--- START ---

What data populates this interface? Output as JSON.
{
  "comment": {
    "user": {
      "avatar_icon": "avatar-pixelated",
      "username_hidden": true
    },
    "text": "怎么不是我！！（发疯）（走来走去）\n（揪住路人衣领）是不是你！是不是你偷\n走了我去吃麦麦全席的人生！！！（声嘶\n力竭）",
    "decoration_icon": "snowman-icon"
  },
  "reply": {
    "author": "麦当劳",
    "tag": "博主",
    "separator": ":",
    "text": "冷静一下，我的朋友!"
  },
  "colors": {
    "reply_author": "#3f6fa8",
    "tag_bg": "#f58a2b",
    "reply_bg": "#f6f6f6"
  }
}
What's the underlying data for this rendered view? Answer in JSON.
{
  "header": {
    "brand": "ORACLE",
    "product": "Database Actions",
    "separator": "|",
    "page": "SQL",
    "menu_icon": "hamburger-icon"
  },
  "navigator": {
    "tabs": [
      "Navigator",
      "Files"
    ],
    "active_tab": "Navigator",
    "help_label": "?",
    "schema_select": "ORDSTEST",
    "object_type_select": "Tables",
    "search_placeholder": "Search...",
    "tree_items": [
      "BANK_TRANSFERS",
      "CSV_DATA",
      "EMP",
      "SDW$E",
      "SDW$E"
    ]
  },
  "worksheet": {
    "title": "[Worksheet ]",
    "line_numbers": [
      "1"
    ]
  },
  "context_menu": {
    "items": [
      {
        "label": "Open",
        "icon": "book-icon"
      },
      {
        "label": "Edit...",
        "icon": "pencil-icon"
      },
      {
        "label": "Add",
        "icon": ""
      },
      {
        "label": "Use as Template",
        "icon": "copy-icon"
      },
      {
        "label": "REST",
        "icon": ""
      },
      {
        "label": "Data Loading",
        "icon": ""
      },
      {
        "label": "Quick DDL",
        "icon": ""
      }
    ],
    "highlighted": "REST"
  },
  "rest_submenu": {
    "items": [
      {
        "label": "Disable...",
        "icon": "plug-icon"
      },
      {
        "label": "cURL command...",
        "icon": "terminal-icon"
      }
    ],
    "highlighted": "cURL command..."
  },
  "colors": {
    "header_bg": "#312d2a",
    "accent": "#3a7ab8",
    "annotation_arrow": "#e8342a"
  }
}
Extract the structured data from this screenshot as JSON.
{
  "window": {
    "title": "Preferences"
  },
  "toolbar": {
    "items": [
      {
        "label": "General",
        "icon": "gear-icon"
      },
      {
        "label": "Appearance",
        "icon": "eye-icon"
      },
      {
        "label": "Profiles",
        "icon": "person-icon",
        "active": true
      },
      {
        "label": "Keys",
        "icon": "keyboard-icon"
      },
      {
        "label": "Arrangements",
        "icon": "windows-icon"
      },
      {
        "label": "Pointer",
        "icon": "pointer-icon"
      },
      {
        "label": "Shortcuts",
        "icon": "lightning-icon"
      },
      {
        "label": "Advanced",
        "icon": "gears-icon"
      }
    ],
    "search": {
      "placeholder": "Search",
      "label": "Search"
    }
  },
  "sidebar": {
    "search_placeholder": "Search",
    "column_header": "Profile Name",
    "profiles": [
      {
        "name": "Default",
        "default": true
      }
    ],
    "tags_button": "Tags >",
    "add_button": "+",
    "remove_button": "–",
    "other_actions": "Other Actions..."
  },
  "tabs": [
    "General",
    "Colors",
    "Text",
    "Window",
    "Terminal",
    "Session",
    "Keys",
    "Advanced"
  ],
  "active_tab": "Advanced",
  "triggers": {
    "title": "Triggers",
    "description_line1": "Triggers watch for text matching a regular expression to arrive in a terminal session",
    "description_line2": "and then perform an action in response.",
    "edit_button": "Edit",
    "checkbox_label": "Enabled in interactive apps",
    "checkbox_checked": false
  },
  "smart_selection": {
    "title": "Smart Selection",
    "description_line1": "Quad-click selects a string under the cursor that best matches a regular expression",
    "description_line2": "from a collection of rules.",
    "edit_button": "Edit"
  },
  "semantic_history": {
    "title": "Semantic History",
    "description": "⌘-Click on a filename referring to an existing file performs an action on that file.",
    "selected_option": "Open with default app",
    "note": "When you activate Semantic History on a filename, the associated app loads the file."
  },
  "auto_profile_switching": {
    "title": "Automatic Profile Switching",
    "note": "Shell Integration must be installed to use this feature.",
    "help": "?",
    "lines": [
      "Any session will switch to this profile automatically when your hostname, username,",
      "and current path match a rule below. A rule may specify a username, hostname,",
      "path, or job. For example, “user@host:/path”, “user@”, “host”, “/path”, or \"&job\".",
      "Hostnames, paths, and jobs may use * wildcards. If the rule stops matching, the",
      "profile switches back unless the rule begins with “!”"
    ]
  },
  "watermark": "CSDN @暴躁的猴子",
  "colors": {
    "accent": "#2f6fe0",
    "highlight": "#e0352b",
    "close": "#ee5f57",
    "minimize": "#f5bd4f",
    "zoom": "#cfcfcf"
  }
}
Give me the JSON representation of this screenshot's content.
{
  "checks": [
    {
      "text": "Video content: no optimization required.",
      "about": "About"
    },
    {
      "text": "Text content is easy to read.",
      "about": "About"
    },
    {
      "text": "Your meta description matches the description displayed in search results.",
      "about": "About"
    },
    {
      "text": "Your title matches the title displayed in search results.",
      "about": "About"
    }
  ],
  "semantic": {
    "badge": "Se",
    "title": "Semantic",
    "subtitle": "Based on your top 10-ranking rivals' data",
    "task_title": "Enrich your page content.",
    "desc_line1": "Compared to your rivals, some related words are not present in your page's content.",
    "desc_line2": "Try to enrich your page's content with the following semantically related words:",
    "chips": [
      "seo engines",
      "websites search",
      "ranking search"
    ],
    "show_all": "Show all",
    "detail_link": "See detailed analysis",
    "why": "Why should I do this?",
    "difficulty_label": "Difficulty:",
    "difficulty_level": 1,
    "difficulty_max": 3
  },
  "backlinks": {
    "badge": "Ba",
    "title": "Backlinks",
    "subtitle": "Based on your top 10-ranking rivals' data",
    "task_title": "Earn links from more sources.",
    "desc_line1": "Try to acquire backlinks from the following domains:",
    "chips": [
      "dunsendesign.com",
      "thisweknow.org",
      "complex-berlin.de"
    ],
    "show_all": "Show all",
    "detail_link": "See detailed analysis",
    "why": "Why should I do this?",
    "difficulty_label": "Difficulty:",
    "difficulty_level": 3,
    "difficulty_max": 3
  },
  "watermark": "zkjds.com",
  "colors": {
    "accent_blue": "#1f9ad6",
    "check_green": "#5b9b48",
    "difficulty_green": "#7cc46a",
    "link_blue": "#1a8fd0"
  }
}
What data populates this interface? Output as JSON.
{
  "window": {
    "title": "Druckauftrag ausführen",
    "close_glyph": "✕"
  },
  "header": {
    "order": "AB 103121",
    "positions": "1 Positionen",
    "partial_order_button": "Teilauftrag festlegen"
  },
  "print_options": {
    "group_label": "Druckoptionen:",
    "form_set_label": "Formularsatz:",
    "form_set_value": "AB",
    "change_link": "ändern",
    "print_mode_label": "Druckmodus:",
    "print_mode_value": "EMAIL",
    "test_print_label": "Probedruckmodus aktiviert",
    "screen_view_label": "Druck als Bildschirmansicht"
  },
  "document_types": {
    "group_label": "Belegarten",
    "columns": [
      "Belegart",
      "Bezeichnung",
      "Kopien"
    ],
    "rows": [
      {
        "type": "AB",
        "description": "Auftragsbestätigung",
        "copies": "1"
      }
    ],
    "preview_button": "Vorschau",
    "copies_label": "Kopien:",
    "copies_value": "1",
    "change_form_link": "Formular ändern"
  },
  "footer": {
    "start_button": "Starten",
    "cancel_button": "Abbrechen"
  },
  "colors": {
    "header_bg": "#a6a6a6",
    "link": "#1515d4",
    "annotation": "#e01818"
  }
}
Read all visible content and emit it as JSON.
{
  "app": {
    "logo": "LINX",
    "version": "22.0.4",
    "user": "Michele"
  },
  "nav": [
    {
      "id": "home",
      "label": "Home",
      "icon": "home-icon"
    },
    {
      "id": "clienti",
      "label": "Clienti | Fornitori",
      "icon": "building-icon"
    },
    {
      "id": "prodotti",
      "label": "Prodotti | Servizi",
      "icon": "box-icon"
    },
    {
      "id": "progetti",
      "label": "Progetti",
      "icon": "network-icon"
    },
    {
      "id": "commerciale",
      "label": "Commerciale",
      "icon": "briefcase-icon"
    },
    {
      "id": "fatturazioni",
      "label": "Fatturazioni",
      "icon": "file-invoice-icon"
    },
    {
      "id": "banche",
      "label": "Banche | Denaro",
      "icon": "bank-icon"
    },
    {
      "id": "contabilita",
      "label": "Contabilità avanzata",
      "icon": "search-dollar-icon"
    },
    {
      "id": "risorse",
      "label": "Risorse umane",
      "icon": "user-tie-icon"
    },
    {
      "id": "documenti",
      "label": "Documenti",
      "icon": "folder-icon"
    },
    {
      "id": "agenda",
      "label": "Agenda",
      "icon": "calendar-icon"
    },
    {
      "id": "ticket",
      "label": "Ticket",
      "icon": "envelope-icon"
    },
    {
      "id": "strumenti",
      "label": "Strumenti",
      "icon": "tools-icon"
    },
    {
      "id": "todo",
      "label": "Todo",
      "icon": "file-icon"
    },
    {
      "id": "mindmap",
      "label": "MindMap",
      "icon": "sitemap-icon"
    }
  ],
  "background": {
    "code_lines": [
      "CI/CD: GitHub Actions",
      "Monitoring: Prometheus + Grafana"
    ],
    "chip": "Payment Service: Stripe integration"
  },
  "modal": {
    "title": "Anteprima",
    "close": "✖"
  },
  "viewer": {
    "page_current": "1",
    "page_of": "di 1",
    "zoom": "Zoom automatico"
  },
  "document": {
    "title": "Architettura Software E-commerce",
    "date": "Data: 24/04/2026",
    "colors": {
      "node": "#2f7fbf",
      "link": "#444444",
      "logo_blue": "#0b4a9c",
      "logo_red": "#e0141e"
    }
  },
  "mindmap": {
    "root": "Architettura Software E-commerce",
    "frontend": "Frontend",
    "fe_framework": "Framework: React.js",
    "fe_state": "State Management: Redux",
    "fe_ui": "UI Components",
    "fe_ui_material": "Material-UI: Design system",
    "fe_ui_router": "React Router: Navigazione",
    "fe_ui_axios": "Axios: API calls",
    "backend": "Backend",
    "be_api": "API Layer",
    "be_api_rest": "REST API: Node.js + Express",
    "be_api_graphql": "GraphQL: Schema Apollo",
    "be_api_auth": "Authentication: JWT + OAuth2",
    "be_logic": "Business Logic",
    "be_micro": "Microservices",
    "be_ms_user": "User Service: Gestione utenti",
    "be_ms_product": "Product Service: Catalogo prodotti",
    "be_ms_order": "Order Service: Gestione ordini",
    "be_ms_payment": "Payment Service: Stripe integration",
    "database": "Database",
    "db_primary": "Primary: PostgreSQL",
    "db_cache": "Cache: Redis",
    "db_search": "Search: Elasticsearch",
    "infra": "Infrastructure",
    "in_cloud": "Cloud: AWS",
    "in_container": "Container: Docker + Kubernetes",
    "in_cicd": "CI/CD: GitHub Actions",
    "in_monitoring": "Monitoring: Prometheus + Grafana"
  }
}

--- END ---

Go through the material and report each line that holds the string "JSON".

What data populates this interface? Output as JSON.
What's the underlying data for this rendered view? Answer in JSON.
Extract the structured data from this screenshot as JSON.
Give me the JSON representation of this screenshot's content.
What data populates this interface? Output as JSON.
Read all visible content and emit it as JSON.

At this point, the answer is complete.